Um. So…yeah.

Look Mum, I’m in London!

Day 377 – ENGLAND: From the outskirts of Chelmsford to London

Today’s distance / 今日の走行距離: 105km
Average speed / 平均速度: 12.4km/h
Time on skateboard / 走行時間: 8h 25m
Total skateboarding distance to date / 今までスケボで走った距離: 1064.88km (plus 428.5km)
Total cycling distance to date / 今まで自転車で走った距離: 11,800km
Ascent / 上り: +480m
Descent / 下り: -500m

Now this was a mammoth day. I only took one photo:

Fine gravel for skating on along the Lea Valley Walkway leading into London, England

That fairly much sums up the day. More rough paths. More attempts at telepathy with the National Cycle Network planners, trying to find the at times elusive National Cycle Route 1. If I had just gone straight from Chelmsford to London, it would only have been about 50km. I went twice that distance today, because skating on the main roads here in England is courting death. There are no shoulders, the roads are rough chipseal, and many people who drive vehicles seem to be cross-bred with tasmanian devil genes or something. Mad, I tell you, mad.

I followed Route 1 sucessfully until the western side of Harlow. But once again I lost the scent. I spent a harrowing hour on the main road from Harlow to Roydon, from Roydon to Bumble’s Green. A welcome break came near Harlow however with Dilwar, a Brit with Bengali heritage who invited me into the restaurant he was working at and fed me delicious onion bagies (deep fried curry onion balls with Indian herbs and spices) and cola. It was great meeting you, Dilwar!

Eventually certain that I would meet my demise either by road rage or car grill, I left the main road and headed towards a convenient information center in the Lea Valley Nature Park. The park staff were very helpful and I found that all I needed to do was follow the Lea Valley Walkway all the way into the center of London. Easy!

Well, easier. The asphelt did not last long. But the fine gravel footpath was much more preferrable to the main road. I pushed on, mind numbed by the headwind and gravel path, until I finally arrived in London.

I called my friend Ailsa who I was going to be staying with in London. I told her not to worry about whether I would find her place or not. I had her coordinates keyed into my GPS. I would be OK. Half an hour later I found myself in the shadiest neigbourhood on earth. There was a grown woman comatose on the footpath, paramedics wandering casually over to her, donning rubber gloves. Gangs of youths were loitering in the middle of intersections…

Man, Ailsa lives in a rough part of town, I thought.

Wrong. I don’t know what I did wrong, but I had the wrong coordinates for her place.
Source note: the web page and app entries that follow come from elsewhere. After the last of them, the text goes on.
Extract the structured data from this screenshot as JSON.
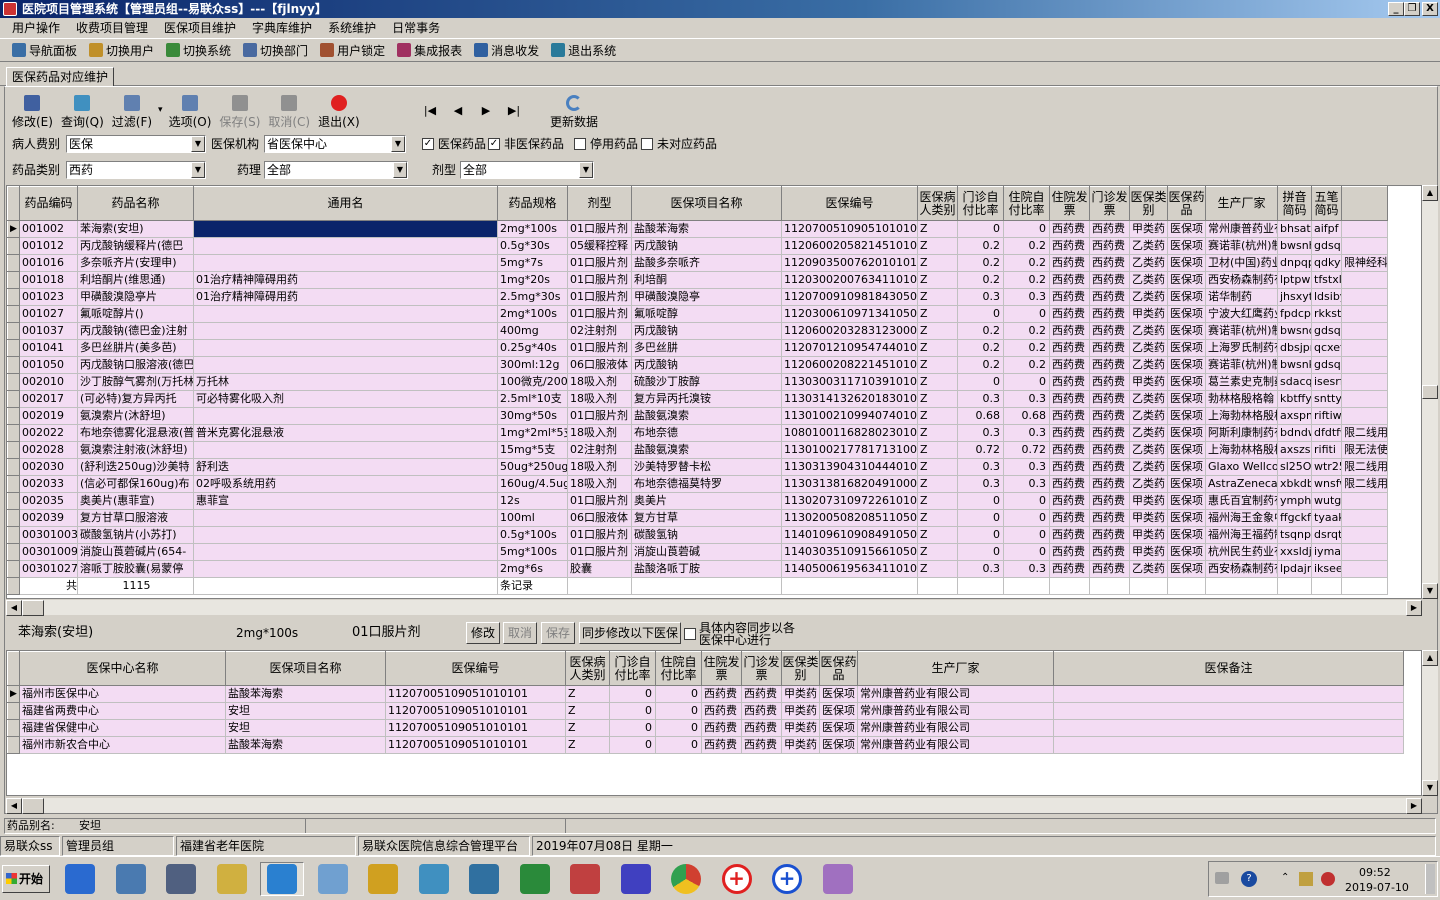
{
  "window": {
    "title": "医院项目管理系统【管理员组--易联众ss】---【fjlnyy】",
    "min": "_",
    "max": "❐",
    "close": "X"
  },
  "menu": [
    "用户操作",
    "收费项目管理",
    "医保项目维护",
    "字典库维护",
    "系统维护",
    "日常事务"
  ],
  "toolbar": [
    {
      "label": "导航面板",
      "icon": "navigation-panel-icon",
      "color": "#3a6ea5"
    },
    {
      "label": "切换用户",
      "icon": "switch-user-icon",
      "color": "#c0902a"
    },
    {
      "label": "切换系统",
      "icon": "switch-system-icon",
      "color": "#3a8a3a"
    },
    {
      "label": "切换部门",
      "icon": "switch-department-icon",
      "color": "#4a6aa0"
    },
    {
      "label": "用户锁定",
      "icon": "user-lock-icon",
      "color": "#a05030"
    },
    {
      "label": "集成报表",
      "icon": "report-icon",
      "color": "#a03060"
    },
    {
      "label": "消息收发",
      "icon": "message-icon",
      "color": "#3060a0"
    },
    {
      "label": "退出系统",
      "icon": "exit-system-icon",
      "color": "#2a7a9a"
    }
  ],
  "tab": "医保药品对应维护",
  "actions": [
    {
      "label": "修改(E)",
      "icon": "edit-icon",
      "disabled": false,
      "color": "#4060a0"
    },
    {
      "label": "查询(Q)",
      "icon": "search-icon",
      "disabled": false,
      "color": "#4090c0"
    },
    {
      "label": "过滤(F)",
      "icon": "filter-icon",
      "disabled": false,
      "color": "#6080b0"
    },
    {
      "label": "选项(O)",
      "icon": "options-icon",
      "disabled": false,
      "color": "#6080b0"
    },
    {
      "label": "保存(S)",
      "icon": "save-icon",
      "disabled": true,
      "color": "#909090"
    },
    {
      "label": "取消(C)",
      "icon": "cancel-icon",
      "disabled": true,
      "color": "#909090"
    },
    {
      "label": "退出(X)",
      "icon": "exit-icon",
      "disabled": false,
      "color": "#e02020"
    }
  ],
  "nav": {
    "first": "|◀",
    "prev": "◀",
    "next": "▶",
    "last": "▶|",
    "refresh": "更新数据"
  },
  "filters": {
    "patient_type_label": "病人费别",
    "patient_type": "医保",
    "insurer_label": "医保机构",
    "insurer": "省医保中心",
    "chk_insured": "医保药品",
    "chk_uninsured": "非医保药品",
    "chk_disabled": "停用药品",
    "chk_unmatched": "未对应药品",
    "drug_class_label": "药品类别",
    "drug_class": "西药",
    "pharmacology_label": "药理",
    "pharmacology": "全部",
    "dosage_label": "剂型",
    "dosage": "全部"
  },
  "main_table": {
    "headers": [
      "药品编码",
      "药品名称",
      "通用名",
      "药品规格",
      "剂型",
      "医保项目名称",
      "医保编号",
      "医保病人类别",
      "门诊自付比率",
      "住院自付比率",
      "住院发票",
      "门诊发票",
      "医保类别",
      "医保药品",
      "生产厂家",
      "拼音简码",
      "五笔简码",
      ""
    ],
    "rows": [
      [
        "001002",
        "苯海索(安坦)",
        "",
        "2mg*100s",
        "01口服片剂",
        "盐酸苯海索",
        "1120700510905101010​1",
        "Z",
        "0",
        "0",
        "西药费",
        "西药费",
        "甲类药",
        "医保项",
        "常州康普药业有限",
        "bhsat",
        "aifpf",
        ""
      ],
      [
        "001012",
        "丙戊酸钠缓释片(德巴",
        "",
        "0.5g*30s",
        "05缓释控释",
        "丙戊酸钠",
        "112060020582145101​01",
        "Z",
        "0.2",
        "0.2",
        "西药费",
        "西药费",
        "乙类药",
        "医保项",
        "赛诺菲(杭州)制药",
        "bwsnhs",
        "gdsqxt",
        ""
      ],
      [
        "001016",
        "多奈哌齐片(安理申)",
        "",
        "5mg*7s",
        "01口服片剂",
        "盐酸多奈哌齐",
        "112090350076201010​1",
        "Z",
        "0.2",
        "0.2",
        "西药费",
        "西药费",
        "乙类药",
        "医保项",
        "卫材(中国)药业",
        "dnpqps",
        "qdkytp",
        "限神经科"
      ],
      [
        "001018",
        "利培酮片(维思通)",
        "01治疗精神障碍用药",
        "1mg*20s",
        "01口服片剂",
        "利培酮",
        "112030020076341101​01",
        "Z",
        "0.2",
        "0.2",
        "西药费",
        "西药费",
        "乙类药",
        "医保项",
        "西安杨森制药有限",
        "lptpws",
        "tfstxl",
        ""
      ],
      [
        "001023",
        "甲磺酸溴隐亭片",
        "01治疗精神障碍用药",
        "2.5mg*30s",
        "01口服片剂",
        "甲磺酸溴隐亭",
        "112070091098184305​01",
        "Z",
        "0.3",
        "0.3",
        "西药费",
        "西药费",
        "乙类药",
        "医保项",
        "诺华制药",
        "jhsxyt",
        "ldsiby",
        ""
      ],
      [
        "001027",
        "氟哌啶醇片()",
        "",
        "2mg*100s",
        "01口服片剂",
        "氟哌啶醇",
        "1120300610971341050​1",
        "Z",
        "0",
        "0",
        "西药费",
        "西药费",
        "甲类药",
        "医保项",
        "宁波大红鹰药业股",
        "fpdcp",
        "rkkst",
        ""
      ],
      [
        "001037",
        "丙戊酸钠(德巴金)注射",
        "",
        "400mg",
        "02注射剂",
        "丙戊酸钠",
        "112060020328312300​01",
        "Z",
        "0.2",
        "0.2",
        "西药费",
        "西药费",
        "乙类药",
        "医保项",
        "赛诺菲(杭州)制药",
        "bwsndb",
        "gdsqtc",
        ""
      ],
      [
        "001041",
        "多巴丝肼片(美多芭)",
        "",
        "0.25g*40s",
        "01口服片剂",
        "多巴丝肼",
        "112070121095474401​02",
        "Z",
        "0.2",
        "0.2",
        "西药费",
        "西药费",
        "乙类药",
        "医保项",
        "上海罗氏制药有限",
        "dbsjpm",
        "qcxetu",
        ""
      ],
      [
        "001050",
        "丙戊酸钠口服溶液(德巴金",
        "",
        "300ml:12g",
        "06口服液体",
        "丙戊酸钠",
        "112060020822145101​01",
        "Z",
        "0.2",
        "0.2",
        "西药费",
        "西药费",
        "乙类药",
        "医保项",
        "赛诺菲(杭州)制药",
        "bwsnkf",
        "gdsqke",
        ""
      ],
      [
        "002010",
        "沙丁胺醇气雾剂(万托林)",
        "万托林",
        "100微克/200",
        "18吸入剂",
        "硫酸沙丁胺醇",
        "1130300311710391010​1",
        "Z",
        "0",
        "0",
        "西药费",
        "西药费",
        "甲类药",
        "医保项",
        "葛兰素史克制药",
        "sdacqw",
        "isesrf",
        ""
      ],
      [
        "002017",
        "(可必特)复方异丙托",
        "可必特雾化吸入剂",
        "2.5ml*10支",
        "18吸入剂",
        "复方异丙托溴铵",
        "113031413262018301​01",
        "Z",
        "0.3",
        "0.3",
        "西药费",
        "西药费",
        "乙类药",
        "医保项",
        "勃林格殷格翰",
        "kbtffy",
        "snttyn",
        ""
      ],
      [
        "002019",
        "氨溴索片(沐舒坦)",
        "",
        "30mg*50s",
        "01口服片剂",
        "盐酸氨溴索",
        "113010021099407401​02",
        "Z",
        "0.68",
        "0.68",
        "西药费",
        "西药费",
        "乙类药",
        "医保项",
        "上海勃林格殷格翰",
        "axspms",
        "riftiw",
        ""
      ],
      [
        "002022",
        "布地奈德雾化混悬液(普米克",
        "普米克雾化混悬液",
        "1mg*2ml*5支",
        "18吸入剂",
        "布地奈德",
        "1080100116828023010​1",
        "Z",
        "0.3",
        "0.3",
        "西药费",
        "西药费",
        "乙类药",
        "医保项",
        "阿斯利康制药有限",
        "bdndwh",
        "dfdtfw",
        "限二线用"
      ],
      [
        "002028",
        "氨溴索注射液(沐舒坦)",
        "",
        "15mg*5支",
        "02注射剂",
        "盐酸氨溴索",
        "113010021778171310​01",
        "Z",
        "0.72",
        "0.72",
        "西药费",
        "西药费",
        "乙类药",
        "医保项",
        "上海勃林格殷格翰",
        "axszsy",
        "rifiti",
        "限无法使"
      ],
      [
        "002030",
        "(舒利迭250ug)沙美特",
        "舒利迭",
        "50ug*250ug*1",
        "18吸入剂",
        "沙美特罗替卡松",
        "113031390431044401​02",
        "Z",
        "0.3",
        "0.3",
        "西药费",
        "西药费",
        "乙类药",
        "医保项",
        "Glaxo Wellcome",
        "sl25Ot",
        "wtr250",
        "限二线用"
      ],
      [
        "002033",
        "(信必可都保160ug)布",
        "02呼吸系统用药",
        "160ug/4.5ug",
        "18吸入剂",
        "布地奈德福莫特罗",
        "113031381682049100​01",
        "Z",
        "0.3",
        "0.3",
        "西药费",
        "西药费",
        "乙类药",
        "医保项",
        "AstraZeneca(瑞典",
        "xbkdbl",
        "wnsfwl",
        "限二线用"
      ],
      [
        "002035",
        "奥美片(惠菲宣)",
        "惠菲宣",
        "12s",
        "01口服片剂",
        "奥美片",
        "113020731097226101​01",
        "Z",
        "0",
        "0",
        "西药费",
        "西药费",
        "甲类药",
        "医保项",
        "惠氏百宜制药有限",
        "ymphfx",
        "wutgap",
        ""
      ],
      [
        "002039",
        "复方甘草口服溶液",
        "",
        "100ml",
        "06口服液体",
        "复方甘草",
        "113020050820851105​02",
        "Z",
        "0",
        "0",
        "西药费",
        "西药费",
        "甲类药",
        "医保项",
        "福州海王金象中药",
        "ffgckf",
        "tyaake",
        ""
      ],
      [
        "00301003",
        "碳酸氢钠片(小苏打)",
        "",
        "0.5g*100s",
        "01口服片剂",
        "碳酸氢钠",
        "1140109610908491050​1",
        "Z",
        "0",
        "0",
        "西药费",
        "西药费",
        "甲类药",
        "医保项",
        "福州海王福药制药",
        "tsqnpx",
        "dsrqti",
        ""
      ],
      [
        "00301009",
        "消旋山莨菪碱片(654-",
        "",
        "5mg*100s",
        "01口服片剂",
        "消旋山莨菪碱",
        "114030351091566105​01",
        "Z",
        "0",
        "0",
        "西药费",
        "西药费",
        "甲类药",
        "医保项",
        "杭州民生药业有限",
        "xxsldj",
        "iymaad",
        ""
      ],
      [
        "00301027",
        "溶哌丁胺胶囊(易蒙停",
        "",
        "2mg*6s",
        "胶囊",
        "盐酸洛哌丁胺",
        "114050061956341101​01",
        "Z",
        "0.3",
        "0.3",
        "西药费",
        "西药费",
        "乙类药",
        "医保项",
        "西安杨森制药有限",
        "lpdajr",
        "ikseeg",
        ""
      ]
    ],
    "footer": {
      "total_label": "共",
      "total": "1115",
      "records_label": "条记录"
    }
  },
  "detail": {
    "name": "苯海索(安坦)",
    "spec": "2mg*100s",
    "form": "01口服片剂",
    "btn_edit": "修改",
    "btn_cancel": "取消",
    "btn_save": "保存",
    "btn_sync": "同步修改以下医保",
    "sync_note": "具体内容同步以各医保中心进行"
  },
  "sub_table": {
    "headers": [
      "医保中心名称",
      "医保项目名称",
      "医保编号",
      "医保病人类别",
      "门诊自付比率",
      "住院自付比率",
      "住院发票",
      "门诊发票",
      "医保类别",
      "医保药品",
      "生产厂家",
      "医保备注"
    ],
    "rows": [
      [
        "福州市医保中心",
        "盐酸苯海索",
        "1120700510905101010​1",
        "Z",
        "0",
        "0",
        "西药费",
        "西药费",
        "甲类药",
        "医保项",
        "常州康普药业有限公司",
        ""
      ],
      [
        "福建省两费中心",
        "安坦",
        "1120700510905101010​1",
        "Z",
        "0",
        "0",
        "西药费",
        "西药费",
        "甲类药",
        "医保项",
        "常州康普药业有限公司",
        ""
      ],
      [
        "福建省保健中心",
        "安坦",
        "1120700510905101010​1",
        "Z",
        "0",
        "0",
        "西药费",
        "西药费",
        "甲类药",
        "医保项",
        "常州康普药业有限公司",
        ""
      ],
      [
        "福州市新农合中心",
        "盐酸苯海索",
        "1120700510905101010​1",
        "Z",
        "0",
        "0",
        "西药费",
        "西药费",
        "甲类药",
        "医保项",
        "常州康普药业有限公司",
        ""
      ]
    ]
  },
  "alias": {
    "label": "药品别名:",
    "value": "安坦"
  },
  "status": [
    "易联众ss",
    "管理员组",
    "福建省老年医院",
    "易联众医院信息综合管理平台",
    "2019年07月08日 星期一"
  ],
  "taskbar": {
    "start": "开始",
    "time": "09:52",
    "date": "2019-07-10",
    "apps": [
      {
        "icon": "ie-icon",
        "color": "#2a6ad0"
      },
      {
        "icon": "sql-query-icon",
        "color": "#4a7ab0"
      },
      {
        "icon": "network-icon",
        "color": "#506080"
      },
      {
        "icon": "folder-icon",
        "color": "#d0b040"
      },
      {
        "icon": "hospital-app-icon",
        "color": "#2a80d0"
      },
      {
        "icon": "notebook-icon",
        "color": "#70a0d0"
      },
      {
        "icon": "sql-server-icon",
        "color": "#d0a020"
      },
      {
        "icon": "meeting-icon",
        "color": "#4090c0"
      },
      {
        "icon": "doctor-icon",
        "color": "#3070a0"
      },
      {
        "icon": "excel-icon",
        "color": "#2a8a3a"
      },
      {
        "icon": "nurse-icon",
        "color": "#c04040"
      },
      {
        "icon": "diamond-app-icon",
        "color": "#4040c0"
      },
      {
        "icon": "chrome-icon",
        "color": "#d04030"
      },
      {
        "icon": "red-cross-icon",
        "color": "#e02020"
      },
      {
        "icon": "blue-cross-icon",
        "color": "#1a50d0"
      },
      {
        "icon": "paint-icon",
        "color": "#a070c0"
      }
    ]
  }
}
I was 5km off. Remember, this was after 8 hours of skating. There was nothing for it but to skate back towards her place. Eventually, after eight and a half hours, I arrived at Ailsa’s place. I was knackered, but happy to see familiar faces; Ailsa another friend, Fiona, are friends from my university days.

**** INCOMING ****

Just a quick update to let people know of my pending arrival in London:

  • Where:
    Trafalgar Square, London
    In front of the National Gallery, at the top of the steps that lead down to Nelson’s column. If you don’t know where that is, you’re not alone. Do as I will do – ask a native.
  • When:
    10am on Saturday August 4th, 2007.
    Note the change from 9am to 10am.

I will be in London on the night of the 3rd, staying with some friends who live on Kildare Walk, Limehouse. If anyone wants to come for a skate or bicycle ride from there to the Square on Saturday morning, then let me know either by email or comment on this post. Anyone who knows how to get from there to Trafalgar Square would be especially welcome :-) I will get back to you with a more exact meeting location for Saturday morning in Limehouse on Friday night.

Right now I am in the Colchester Public Library. The roads so far from Harwich have been OK; I have followed the cycle route 51. I have now finally changed some money, and will be buying a map so I can find my way to London. This country is a bit of a labarynth of roads.

The plan for London is to stay a week or so to get my extended tourist visa for the US sorted out. And then I will go home to NZ. Details of how I will be doing this will come later…